the same results.
MBSoft 128kb/s AAC Frequency Response
MBSoft 128kb/s AAC Spectral View
PsyTEL 128kb/s AAC Frequency Response
PsyTEL 128kb/s AAC Spectral View
Both encoders produced virtually identical graphs
for the 128kb/s data rate. The frequency response is identical to
the source up to 10kHz but above this is suppressed when compared
to the source and rolls of gently to about 19kHz.
The spectral view shows the presence of considerable
amounts of high intensity material right up 19kHz but heavy pruning
of lower intensity high frequency components is obvious right down
to 10kHz. This gives the spectral view a chunky appearance as compared
to MP3 encoded material.
In listening tests I felt that the MBSoft encoder
produced a warmer sound than the PsyTEL encoder but the fine detail
was slightly fuzzy. Overall I think the PsyTEL encoder produces
a slightly better result.

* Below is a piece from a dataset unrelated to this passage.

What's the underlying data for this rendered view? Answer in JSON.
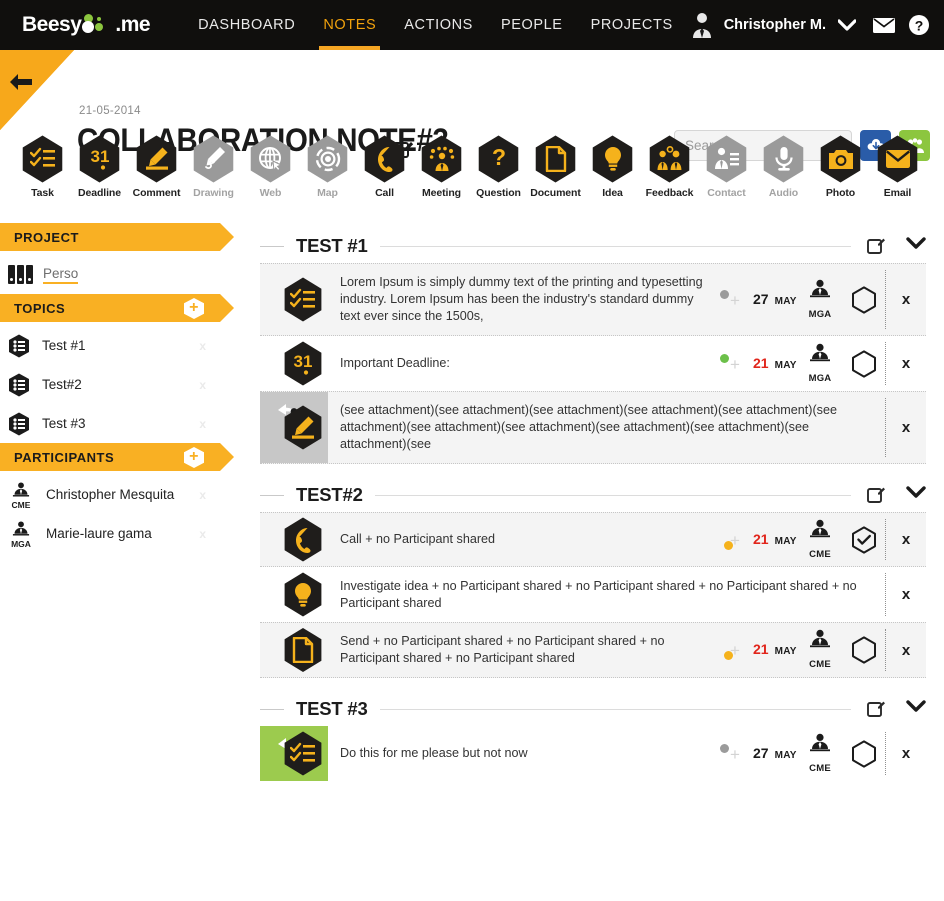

I did have a problem with the PsyTEL encoder
in that it would not function correctly under NT4 and had to run
it under Win95 to encode the file.
The 128kb/s AAC file definitely sounds better than
a 128kb/s MP3 file. There were no obvious artifacts and the sound
has good presence. On the whole though I feel that 160kb/s MP3 files
sound better. As there is still a lot of refinement to be done on
the AAC codecs I may have to change this opinion in future.
The shocker comes when you see the resources
needed to play back the file. On my machine it consumed a whopping
55% of CPU time to decode the output on playback. This reminds me
of the early days of MP3 players and we will most probably see a
big drop in CPU utilization when the codecs are refined.
At this stage I do not feel that AAC encoding is ready
to replace MP3 for general purpose use. The much longer encoding
times and higher CPU utilization on playback overshadow the benefit
of better sound quality than MP3 at 128kb/s.
An alternative encoding scheme to AAC in the MP4 stable
is NTT and Yamaha's TwinVQ encoding technique. We examine this in
the section below.